Christopher Egan’s Charlie aims to be the kind of stuffy, proper character Cary Grant would play in a screwball comedy, but he is as two-dimensional as Sophie, and the pair have no particular electricity. The plot marches on: Victor sends Sophie rushed text messages that show more interest in food than in her. Charlie gets tipsy and gazes amorously at Sophie. The trio finds a dozen Lorenzo Bartolinis, but over and over it’s not the right one. Is there going to be a happy ending? Go ahead, take a guess.
So why would so many people turn out for this film, and enjoy it so completely? I think it has something to do with love. The movie’s premise is that true love can be, not merely found, but assisted and arranged by an outside force. Perhaps that force is destiny; at Claire and Lorenzo’s wedding, Lorenzo proclaims that “Destiny wanted us together. Grazie a destino!” My hunch is that an Italian farmer, even in 2010, would be giving thanks to God instead, especially right after his lovely church wedding. But destiny is impersonal and makes no demands, and has more audience appeal.
But you don’t have to leave it up to destiny if you have a friend in magical places. Sophie describes the courtyard as “a place where the heartbroken leave notes, asking Juliet for her help.” It’s as if Juliet were a substitute for untold generations of beloved Italian saints. The sight of people writing notes and sticking them on a stone wall will be familiar to anyone who’s been to the Wailing Wall in Jerusalem, and seen visitors stuffing prayer-notes into every crack.
Juliet not only receives notes, she is somehow supposed to be able to respond, intervening in relationships and straightening things out. The Juliet Club website is topped with a sketch of Juliet reaching out toward the viewer as if in a trance, eyes shut and mouth gently open, and hair tousled by a breeze. It’s kind of creepy. But, really, do you want Juliet’s relationship advice? How well did things work out for her, anyway? The advice she herself took—“Take this potion so you’ll look like you’re dead”—wasn’t so great.
So there’s a dilemma. I can criticize this movie on grounds artistic, theological, and just plain logical, but I was far in the minority. The popular verdict appears to be positive. Does that mean this is a movie you’ll like? Maybe so; but, as Sophie would say, caveat emptor.
Talk About It [3-5 Questions]
1. Is there something in human nature that craves supernatural contact with a force that can give advice or arrange events? What reason would a Christian give to explain why many people have such a craving? What reason would an agnostic materialist give?
2. Do you believe that each person is meant to find one particular true love? Does God assign mates, or might a successful marriage be built up from range of different potential partners? Does God intend for some people to never marry? Is there a role for “Destiny” in these things?
3. What is it about the character of Juliet Capulet that elicits such devotion? How is it that her story, which went tragically wrong, came to be synonymous with joyous, successful love? Would she be as effective a figure if she and Romeo had married, had children, and lived long and happy lives? How does tragedy make her story more appealing?

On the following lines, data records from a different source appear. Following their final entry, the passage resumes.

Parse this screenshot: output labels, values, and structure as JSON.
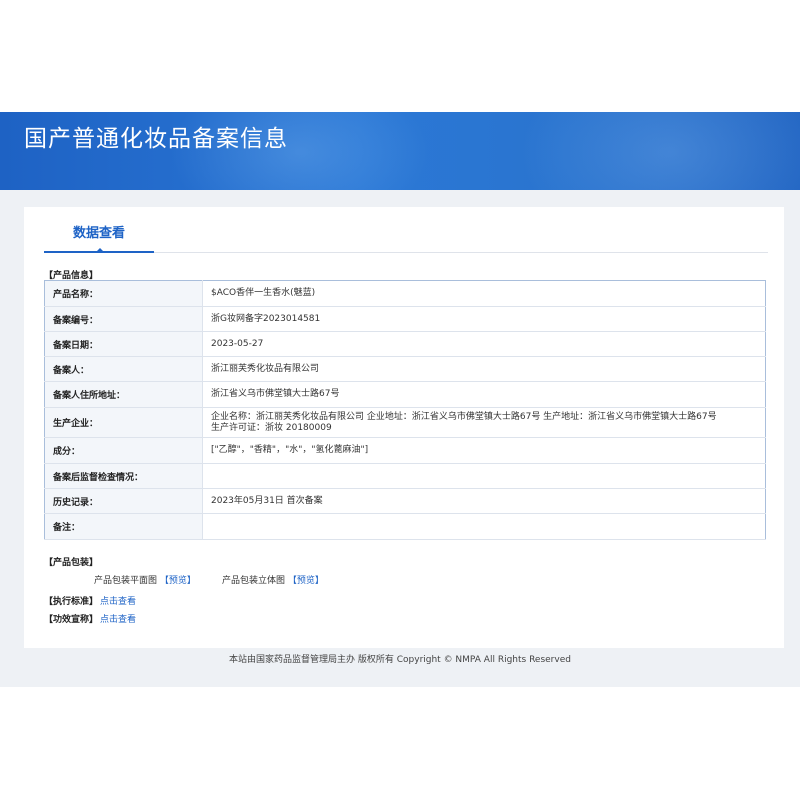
{
  "header": {
    "title": "国产普通化妆品备案信息"
  },
  "tabs": [
    {
      "label": "数据查看"
    }
  ],
  "product_info": {
    "section_label": "【产品信息】",
    "rows": [
      {
        "label": "产品名称：",
        "value": "$ACO香伴一生香水(魅蓝)"
      },
      {
        "label": "备案编号：",
        "value": "浙G妆网备字2023014581"
      },
      {
        "label": "备案日期：",
        "value": "2023-05-27"
      },
      {
        "label": "备案人：",
        "value": "浙江丽芙秀化妆品有限公司"
      },
      {
        "label": "备案人住所地址：",
        "value": "浙江省义乌市佛堂镇大士路67号"
      },
      {
        "label": "生产企业：",
        "value": "企业名称：浙江丽芙秀化妆品有限公司 企业地址：浙江省义乌市佛堂镇大士路67号 生产地址：浙江省义乌市佛堂镇大士路67号 生产许可证：浙妆 20180009"
      },
      {
        "label": "成分：",
        "value": "[\"乙醇\"，\"香精\"，\"水\"，\"氢化蓖麻油\"]"
      },
      {
        "label": "备案后监督检查情况：",
        "value": ""
      },
      {
        "label": "历史记录：",
        "value": "2023年05月31日 首次备案"
      },
      {
        "label": "备注：",
        "value": ""
      }
    ]
  },
  "packaging": {
    "section_label": "【产品包装】",
    "flat_label": "产品包装平面图",
    "flat_link": "【预览】",
    "solid_label": "产品包装立体图",
    "solid_link": "【预览】"
  },
  "standard": {
    "label": "【执行标准】",
    "link": "点击查看"
  },
  "efficacy": {
    "label": "【功效宣称】",
    "link": "点击查看"
  },
  "footer": {
    "text": "本站由国家药品监督管理局主办 版权所有 Copyright © NMPA All Rights Reserved"
  },
  "colors": {
    "accent": "#1e63c6",
    "banner": "#2b78d6",
    "background": "#eef1f5"
  }
}
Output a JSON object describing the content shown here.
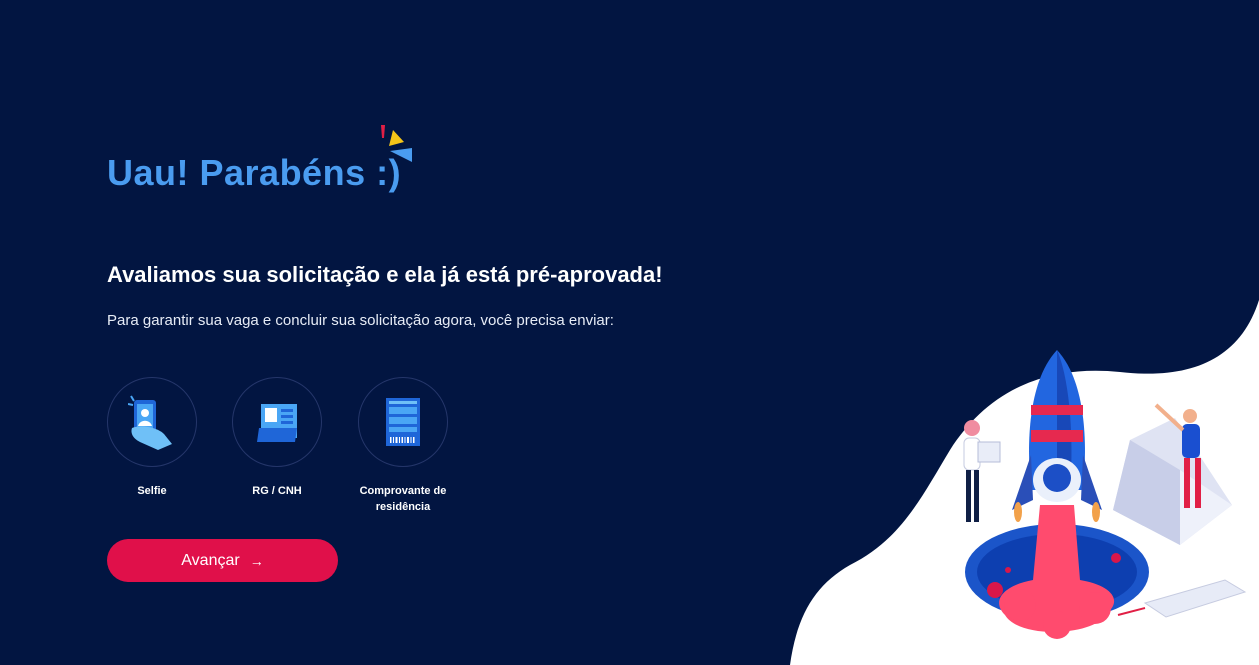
{
  "header": {
    "title": "Uau! Parabéns :)"
  },
  "main": {
    "subtitle": "Avaliamos sua solicitação e ela já está pré-aprovada!",
    "description": "Para garantir sua vaga e concluir sua solicitação agora, você precisa enviar:",
    "documents": [
      {
        "label": "Selfie",
        "icon": "selfie-hand-phone-icon"
      },
      {
        "label": "RG / CNH",
        "icon": "id-card-icon"
      },
      {
        "label_line1": "Comprovante de",
        "label_line2": "residência",
        "icon": "bill-document-icon"
      }
    ],
    "button": {
      "label": "Avançar",
      "icon": "arrow-right-icon"
    }
  },
  "colors": {
    "background": "#021541",
    "title_accent": "#4a9cf0",
    "button": "#e0104a",
    "illustration_bg": "#ffffff"
  },
  "illustration": {
    "icon": "rocket-launch-illustration"
  }
}
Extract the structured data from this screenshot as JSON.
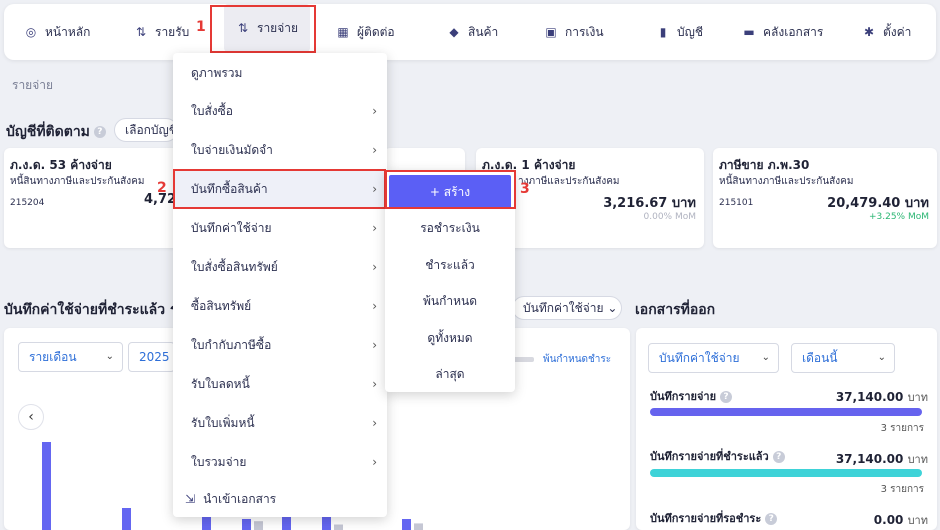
{
  "nav": {
    "items": [
      {
        "label": "หน้าหลัก",
        "icon": "dashboard-icon"
      },
      {
        "label": "รายรับ",
        "icon": "sort-icon"
      },
      {
        "label": "รายจ่าย",
        "icon": "sort-icon"
      },
      {
        "label": "ผู้ติดต่อ",
        "icon": "contacts-icon"
      },
      {
        "label": "สินค้า",
        "icon": "box-icon"
      },
      {
        "label": "การเงิน",
        "icon": "money-icon"
      },
      {
        "label": "บัญชี",
        "icon": "book-icon"
      },
      {
        "label": "คลังเอกสาร",
        "icon": "folder-icon"
      },
      {
        "label": "ตั้งค่า",
        "icon": "gear-icon"
      }
    ]
  },
  "annotations": {
    "n1": "1",
    "n2": "2",
    "n3": "3"
  },
  "breadcrumb": "รายจ่าย",
  "tracked": {
    "title": "บัญชีที่ติดตาม",
    "select_label": "เลือกบัญชี",
    "cards": [
      {
        "title": "ภ.ง.ด. 53 ค้างจ่าย",
        "subtitle": "หนี้สินทางภาษีและประกันสังคม",
        "code": "215204",
        "amount": "4,72",
        "mom": ""
      },
      {
        "title": "ภ.ง.ด. 1 ค้างจ่าย",
        "subtitle": "างภาษีและประกันสังคม",
        "code": "",
        "amount": "3,216.67 บาท",
        "mom": "0.00% MoM"
      },
      {
        "title": "ภาษีขาย ภ.พ.30",
        "subtitle": "หนี้สินทางภาษีและประกันสังคม",
        "code": "215101",
        "amount": "20,479.40 บาท",
        "mom": "+3.25% MoM"
      }
    ]
  },
  "expenses": {
    "title": "บันทึกค่าใช้จ่ายที่ชำระแล้ว รอชำ",
    "type_select": "บันทึกค่าใช้จ่าย",
    "period_select": "รายเดือน",
    "year_select": "2025",
    "legend_overdue": "พ้นกำหนดชำระ"
  },
  "menu": {
    "items": [
      {
        "label": "ดูภาพรวม",
        "has_sub": false
      },
      {
        "label": "ใบสั่งซื้อ",
        "has_sub": true
      },
      {
        "label": "ใบจ่ายเงินมัดจำ",
        "has_sub": true
      },
      {
        "label": "บันทึกซื้อสินค้า",
        "has_sub": true
      },
      {
        "label": "บันทึกค่าใช้จ่าย",
        "has_sub": true
      },
      {
        "label": "ใบสั่งซื้อสินทรัพย์",
        "has_sub": true
      },
      {
        "label": "ซื้อสินทรัพย์",
        "has_sub": true
      },
      {
        "label": "ใบกำกับภาษีซื้อ",
        "has_sub": true
      },
      {
        "label": "รับใบลดหนี้",
        "has_sub": true
      },
      {
        "label": "รับใบเพิ่มหนี้",
        "has_sub": true
      },
      {
        "label": "ใบรวมจ่าย",
        "has_sub": true
      }
    ],
    "import_label": "นำเข้าเอกสาร"
  },
  "submenu": {
    "create": "+ สร้าง",
    "items": [
      "รอชำระเงิน",
      "ชำระแล้ว",
      "พ้นกำหนด",
      "ดูทั้งหมด",
      "ล่าสุด"
    ]
  },
  "docs": {
    "title": "เอกสารที่ออก",
    "type_select": "บันทึกค่าใช้จ่าย",
    "period_select": "เดือนนี้",
    "metrics": [
      {
        "label": "บันทึกรายจ่าย",
        "value": "37,140.00",
        "unit": "บาท",
        "count": "3 รายการ",
        "color": "#6663ee"
      },
      {
        "label": "บันทึกรายจ่ายที่ชำระแล้ว",
        "value": "37,140.00",
        "unit": "บาท",
        "count": "3 รายการ",
        "color": "#3ed3d8"
      },
      {
        "label": "บันทึกรายจ่ายที่รอชำระ",
        "value": "0.00",
        "unit": "บาท",
        "count": "",
        "color": "#ccc"
      }
    ]
  },
  "chart_data": {
    "type": "bar",
    "series": [
      {
        "values": [
          0.8,
          0,
          0.2,
          0,
          0.15,
          0.1,
          0.12,
          0.5,
          0,
          0.1
        ]
      },
      {
        "values": [
          0,
          0,
          0,
          0,
          0,
          0.08,
          0,
          0.05,
          0,
          0.06
        ]
      }
    ],
    "colors": [
      "#6466f1",
      "#c5c7d4"
    ]
  }
}
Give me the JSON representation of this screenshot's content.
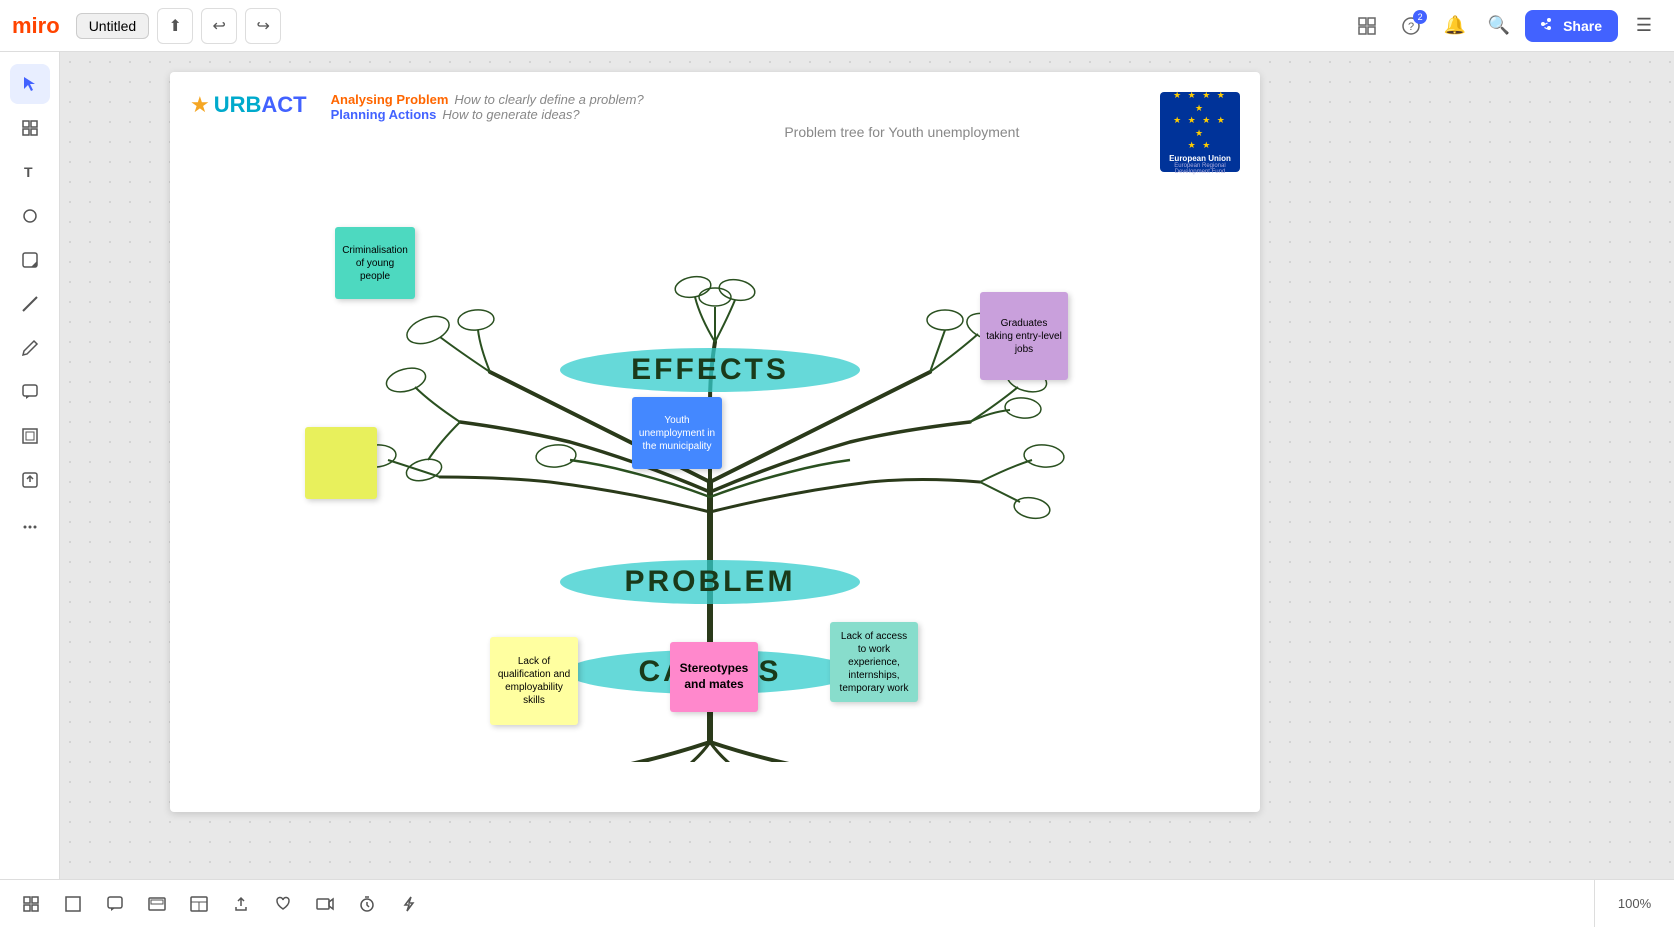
{
  "app": {
    "logo": "miro",
    "tab_title": "Untitled",
    "zoom": "100%"
  },
  "navbar": {
    "share_label": "Share",
    "undo_icon": "↩",
    "redo_icon": "↪",
    "export_icon": "⬆",
    "templates_icon": "⊞",
    "help_icon": "?",
    "notifications_icon": "🔔",
    "search_icon": "🔍",
    "menu_icon": "☰",
    "notification_count": "2"
  },
  "header": {
    "urbact_star": "★",
    "urbact_urb": "URB",
    "urbact_act": "ACT",
    "analysing_label": "Analysing Problem",
    "analysing_sub": "How to clearly define a problem?",
    "planning_label": "Planning Actions",
    "planning_sub": "How to generate ideas?",
    "problem_tree_title": "Problem tree for Youth unemployment",
    "eu_label": "European Union",
    "eu_sub": "European Regional Development Fund"
  },
  "tree": {
    "effects_label": "EFFECTS",
    "problem_label": "PROBLEM",
    "causes_label": "CAUSES"
  },
  "stickies": {
    "criminalisation": "Criminalisation of young people",
    "graduates": "Graduates taking entry-level jobs",
    "yellow": "",
    "qualification": "Lack of qualification and employability skills",
    "stereotypes": "Stereotypes and mates",
    "access": "Lack of access to work experience, internships, temporary work",
    "youth": "Youth unemployment in the municipality"
  },
  "toolbar": {
    "tools": [
      "cursor",
      "grid",
      "text",
      "circle",
      "sticky",
      "line",
      "pencil",
      "comment",
      "frame",
      "upload",
      "more"
    ]
  },
  "bottom_toolbar": {
    "icons": [
      "grid",
      "frame",
      "comment",
      "expand",
      "layout",
      "export",
      "like",
      "video",
      "timer",
      "bolt"
    ]
  }
}
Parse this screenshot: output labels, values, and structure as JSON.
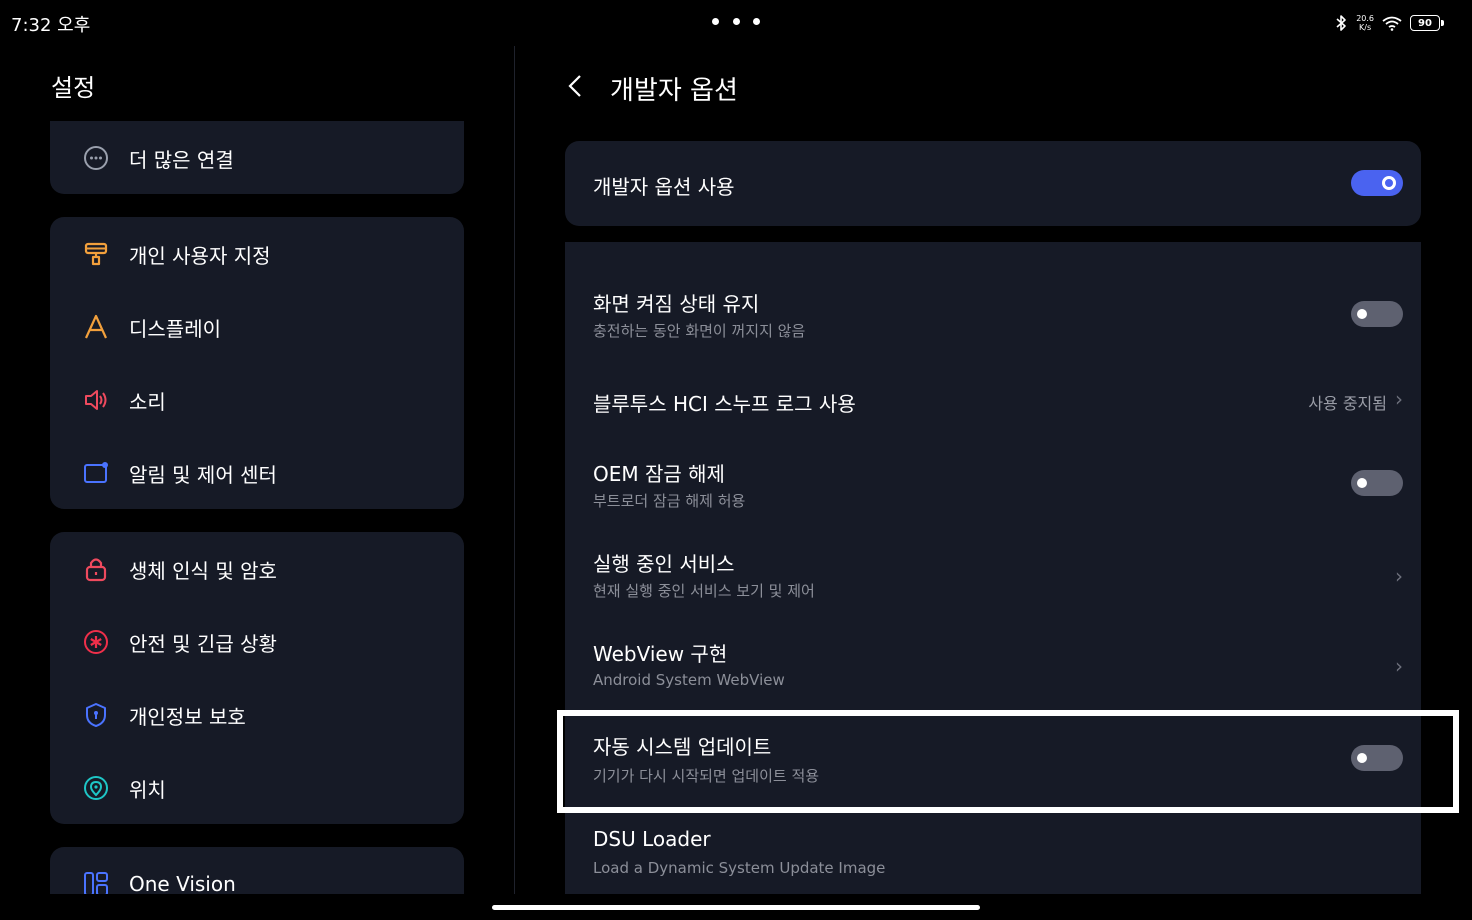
{
  "status": {
    "time": "7:32 오후",
    "net_speed_value": "20.6",
    "net_speed_unit": "K/s",
    "battery": "90"
  },
  "left": {
    "title": "설정",
    "items": [
      {
        "label": "더 많은 연결",
        "icon": "more-connections-icon",
        "color": "#9aa0ad"
      },
      {
        "label": "개인 사용자 지정",
        "icon": "paint-roller-icon",
        "color": "#f2a03c"
      },
      {
        "label": "디스플레이",
        "icon": "display-a-icon",
        "color": "#f2a03c"
      },
      {
        "label": "소리",
        "icon": "speaker-icon",
        "color": "#ef4a5e"
      },
      {
        "label": "알림 및 제어 센터",
        "icon": "notification-icon",
        "color": "#4a73ff"
      },
      {
        "label": "생체 인식 및 암호",
        "icon": "lock-icon",
        "color": "#ef4a5e"
      },
      {
        "label": "안전 및 긴급 상황",
        "icon": "emergency-icon",
        "color": "#ef2f4a"
      },
      {
        "label": "개인정보 보호",
        "icon": "shield-icon",
        "color": "#4a73ff"
      },
      {
        "label": "위치",
        "icon": "location-icon",
        "color": "#1ec6c6"
      },
      {
        "label": "One Vision",
        "icon": "one-vision-icon",
        "color": "#4a73ff"
      }
    ]
  },
  "right": {
    "title": "개발자 옵션",
    "master": {
      "title": "개발자 옵션 사용",
      "enabled": true
    },
    "settings": [
      {
        "title": "화면 켜짐 상태 유지",
        "subtitle": "충전하는 동안 화면이 꺼지지 않음",
        "type": "toggle",
        "enabled": false
      },
      {
        "title": "블루투스 HCI 스누프 로그 사용",
        "value": "사용 중지됨",
        "type": "link"
      },
      {
        "title": "OEM 잠금 해제",
        "subtitle": "부트로더 잠금 해제 허용",
        "type": "toggle",
        "enabled": false
      },
      {
        "title": "실행 중인 서비스",
        "subtitle": "현재 실행 중인 서비스 보기 및 제어",
        "type": "link"
      },
      {
        "title": "WebView 구현",
        "subtitle": "Android System WebView",
        "type": "link"
      },
      {
        "title": "자동 시스템 업데이트",
        "subtitle": "기기가 다시 시작되면 업데이트 적용",
        "type": "toggle",
        "enabled": false
      },
      {
        "title": "DSU Loader",
        "subtitle": "Load a Dynamic System Update Image",
        "type": "link"
      }
    ]
  },
  "colors": {
    "accent": "#4a63f0",
    "card": "#161a26",
    "highlight": "#ffffff"
  }
}
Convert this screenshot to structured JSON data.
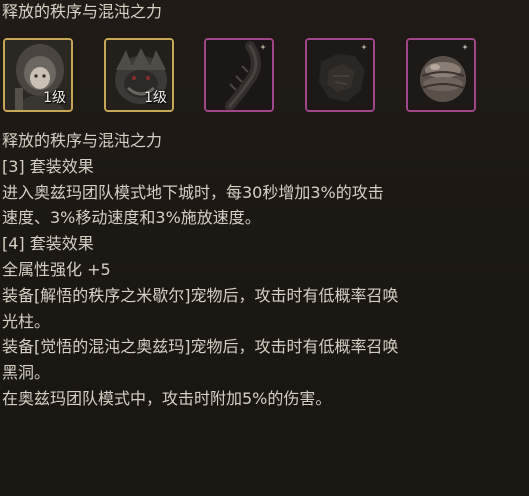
{
  "set_title": "释放的秩序与混沌之力",
  "slots": [
    {
      "icon": "hooded-figure-icon",
      "rarity_color": "#c9a656",
      "level": "1级"
    },
    {
      "icon": "dark-beast-icon",
      "rarity_color": "#c9a656",
      "level": "1级"
    },
    {
      "icon": "dark-claw-icon",
      "rarity_color": "#a0468c",
      "level": ""
    },
    {
      "icon": "dark-armor-icon",
      "rarity_color": "#a0468c",
      "level": ""
    },
    {
      "icon": "dark-orb-icon",
      "rarity_color": "#a0468c",
      "level": ""
    }
  ],
  "description": {
    "set_name": "释放的秩序与混沌之力",
    "lines": [
      "[3] 套装效果",
      "进入奥兹玛团队模式地下城时，每30秒增加3%的攻击",
      "速度、3%移动速度和3%施放速度。",
      "[4] 套装效果",
      "全属性强化 +5",
      "装备[解悟的秩序之米歇尔]宠物后，攻击时有低概率召唤",
      "光柱。",
      "装备[觉悟的混沌之奥兹玛]宠物后，攻击时有低概率召唤",
      "黑洞。",
      "在奥兹玛团队模式中，攻击时附加5%的伤害。"
    ]
  }
}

The Family Corner: The film accepts as commonplace that a couple will sleep together before marriage. Otherwise, it is pretty tame: a few kisses but no sex or nudity, and one mild expletive.